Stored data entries
= = = = =
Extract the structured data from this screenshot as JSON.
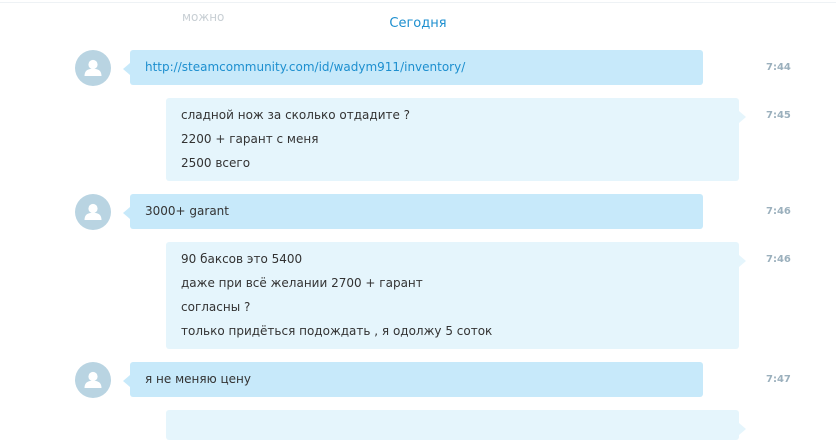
{
  "header": {
    "date_separator": "Сегодня",
    "cut_off_text": "можно"
  },
  "messages": [
    {
      "direction": "incoming",
      "time": "7:44",
      "lines": [
        "http://steamcommunity.com/id/wadym911/inventory/"
      ],
      "is_link": true
    },
    {
      "direction": "outgoing",
      "time": "7:45",
      "lines": [
        "сладной нож за сколько отдадите ?",
        "2200 + гарант с меня",
        "2500 всего"
      ]
    },
    {
      "direction": "incoming",
      "time": "7:46",
      "lines": [
        "3000+ garant"
      ]
    },
    {
      "direction": "outgoing",
      "time": "7:46",
      "lines": [
        "90 баксов это 5400",
        "даже при всё желании 2700 + гарант",
        "согласны ?",
        "только придёться подождать , я одолжу 5 соток"
      ]
    },
    {
      "direction": "incoming",
      "time": "7:47",
      "lines": [
        "я не меняю цену"
      ]
    }
  ],
  "colors": {
    "incoming_bubble": "#c7e9fa",
    "outgoing_bubble": "#e5f5fc",
    "accent": "#1d8fcf",
    "avatar": "#b9d4e2"
  },
  "icons": {
    "avatar": "default-user-avatar-icon"
  }
}
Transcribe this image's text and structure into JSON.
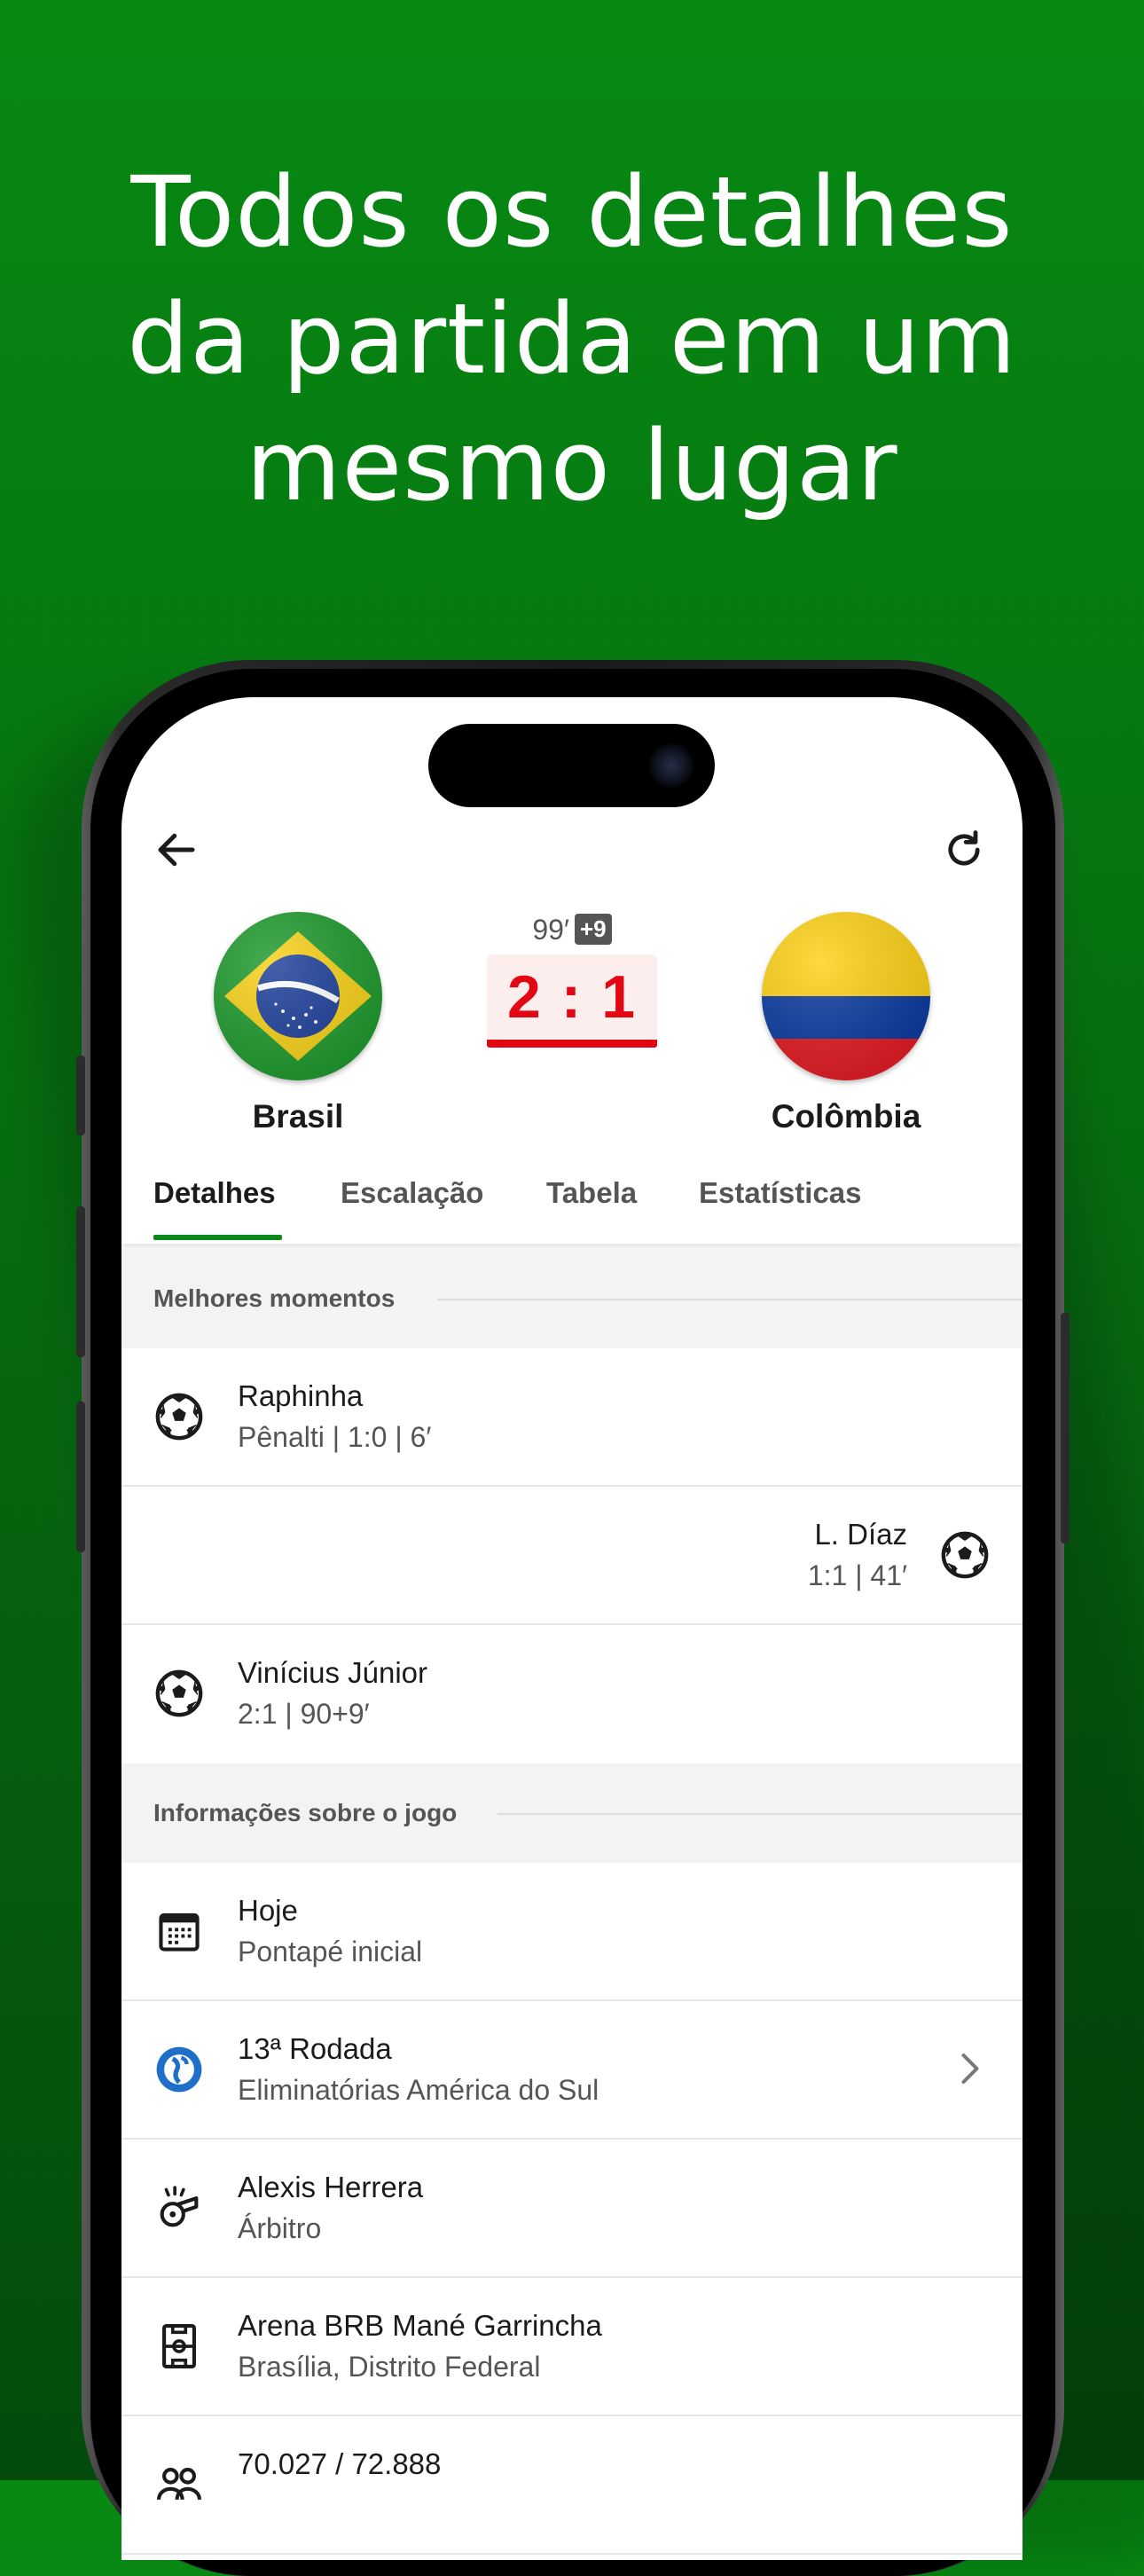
{
  "headline": [
    "Todos os detalhes",
    "da partida em um",
    "mesmo lugar"
  ],
  "match": {
    "minute": "99′",
    "added_time": "+9",
    "score": "2 : 1",
    "home_team": "Brasil",
    "away_team": "Colômbia"
  },
  "tabs": [
    "Detalhes",
    "Escalação",
    "Tabela",
    "Estatísticas"
  ],
  "highlights": {
    "heading": "Melhores momentos",
    "events": [
      {
        "player": "Raphinha",
        "detail": "Pênalti | 1:0 | 6′",
        "side": "home",
        "icon": "soccer-ball-icon"
      },
      {
        "player": "L. Díaz",
        "detail": "1:1 | 41′",
        "side": "away",
        "icon": "soccer-ball-icon"
      },
      {
        "player": "Vinícius Júnior",
        "detail": "2:1 | 90+9′",
        "side": "home",
        "icon": "soccer-ball-icon"
      }
    ]
  },
  "info": {
    "heading": "Informações sobre o jogo",
    "items": [
      {
        "title": "Hoje",
        "subtitle": "Pontapé inicial",
        "icon": "calendar-icon"
      },
      {
        "title": "13ª Rodada",
        "subtitle": "Eliminatórias América do Sul",
        "icon": "competition-globe-icon"
      },
      {
        "title": "Alexis Herrera",
        "subtitle": "Árbitro",
        "icon": "whistle-icon"
      },
      {
        "title": "Arena BRB Mané Garrincha",
        "subtitle": "Brasília, Distrito Federal",
        "icon": "stadium-icon"
      },
      {
        "title": "70.027 / 72.888",
        "subtitle": "",
        "icon": "attendance-icon"
      }
    ]
  },
  "colors": {
    "background": "#078a12",
    "score": "#e30613",
    "tab_indicator": "#0a8a1b"
  }
}
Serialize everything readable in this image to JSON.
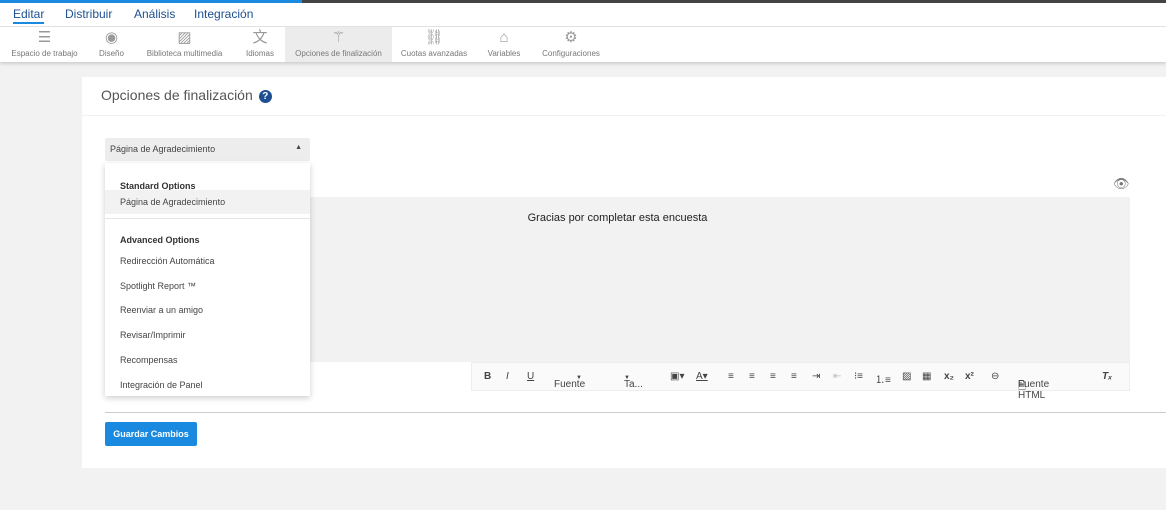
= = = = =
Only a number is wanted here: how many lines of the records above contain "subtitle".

▶ _Result for this exercise_: 5